                        The bitterness is really off set by the "blandness" of the fish.

                        In fact I use a meat stuffing at the same time. Cooked a longer since the cooking times are not same.

                        Then I do a vegetable stir fry.

                        So that the presentation is four pieces of stuffed bitter melon (two of each) forming a circle with the vegetable stir in the center. A one dish meal.

                        Next time I made this I will try to remember to take a picture and hopefully I can post it.

                        1. re: yimster

                          yimster, GAACK!!...that sounds so good!! I understand the ingredients but don't quite understand the process. I have all the ingredients you mention and will try it unaided tomorrow unless you provide a few more detaills.

                          1. re: Sam Fujisaka

                            Ok, Sam I will try to answer you questions. But I did not learn to cook by recipe rather by look, smell, feel and taste.

                            What it that fish and seafood cooks quicker than red meat. So the cooking time is differ for meat vs fish.

                            So for the bitter melon which has the fish I blanch the bitter in chicken bullion stock prior to adding the fish combination. That the melon will be cooked while the fish is not over done.

                            After the half melon is cooled a little you lay a strip of white fish on the bottom of the melon and top off the melon with the fish paste mixture. Then you steam it until the fish paste mixture is done.

                            The meat filled melon you already know how.

                            The stir fry vegetables are cooked while you are steaming the melons.

                            Place the stir fry vegetables in the center of the platter and place the four boats in a circle around the vegetables.

                            My favorite vegetables to use in this dish is blanch in Chicken broth Chinese mustard greens top with a shitake mustards with oyster sauce.

                            A bean bean garlic sauce over the bitter melon boats is nice.

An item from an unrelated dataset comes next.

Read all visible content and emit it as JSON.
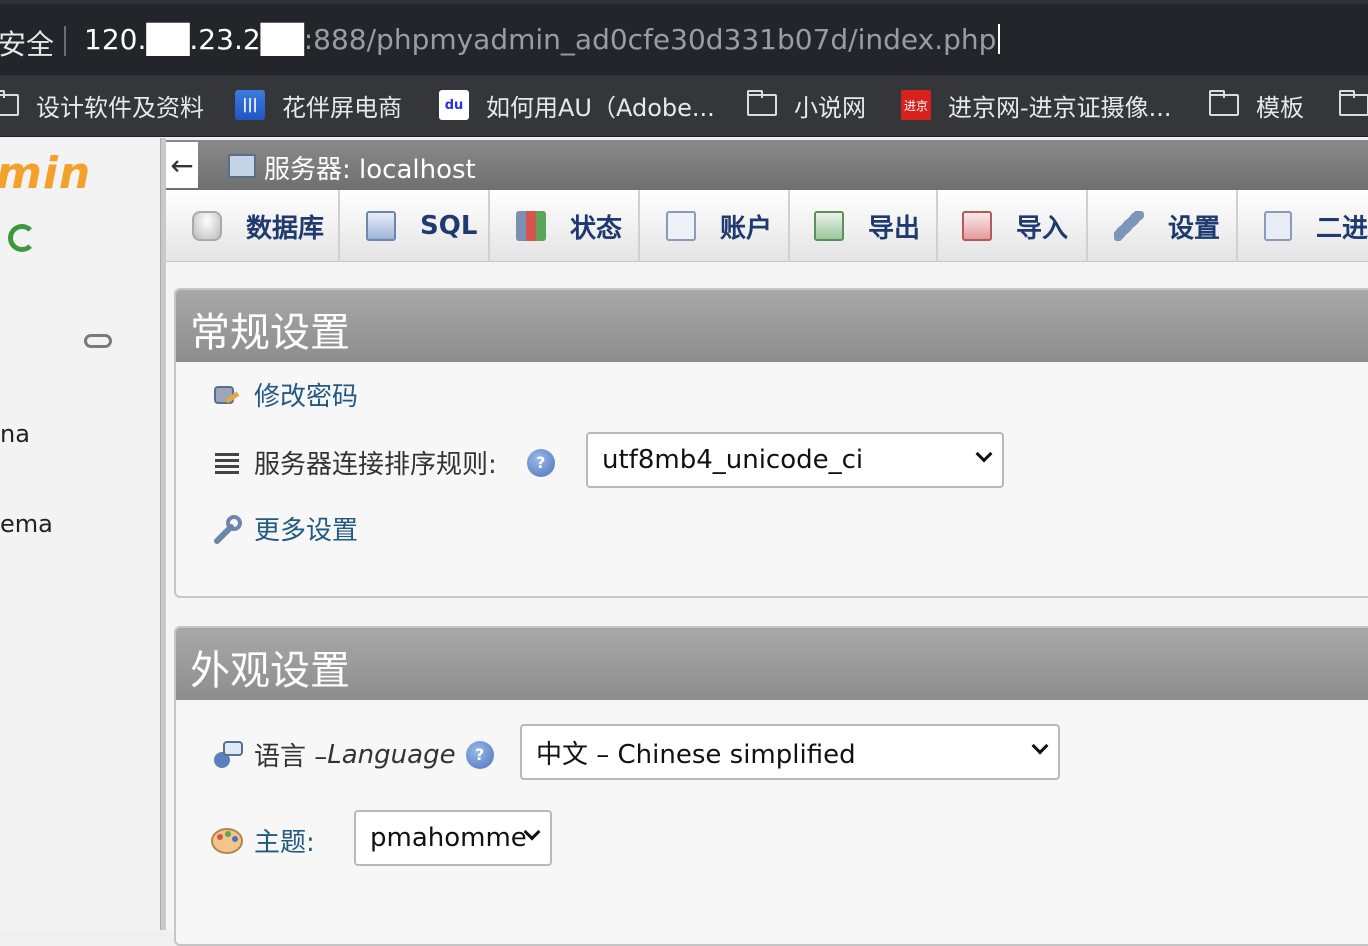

Petty simple and the look and presentation is great.

                            For those on the Bay Area board, I do eat vegetables ok.
                            I will cook this dish soon and for once I will try to write down a recipe and take a picture.

                            Sam I will check this trend tomorrow morning to see if you have any questions.

                            Sorry I not great a writing recipes.

                            1. re: yimster

                              Thank you, yimster! I don't cook with recipes either. I learned my stuffed bitter gourd by eating it in a no-name Vietnamese place in the Delta! What you just posted is very clear to me. If you post phiotos, I hope I won't be too surprised. Thank you again.

                              1. re: Sam Fujisaka

                                Great, I hope you will post the photo, since I will be at least a few weeks until I cook this. I have not seen bitter melons that are good enough to spend the time to do so now.

                                Besides I have to wait until my throwdown with Oakjoan at our local chow picnic.

                                I just cooking away to keep sharp.

                          2. re: yimster

                            om goodness. You make this sound so delicious, I don't have any bitter melons, but I've plenty of larger zucchini and other squash that look different ( bumpy like) and I bet they'd be good treated this way too.

                            1. re: chef chicklet

                              Other squashes will work but I love the balance of bitter and the sweetness of fish.

                              Well bitter melon is something I only recently learn to like. In the past I used a Chinese squash called "hairy" melon. Do not know the English name. I normally make "boats" but you can do rings. I wish it cool off so I can cook again.

                              1. re: yimster

                                Yimster - I use the hairy melon ("dit gwa") in soups, but yes, have had it steamed/stuffed also.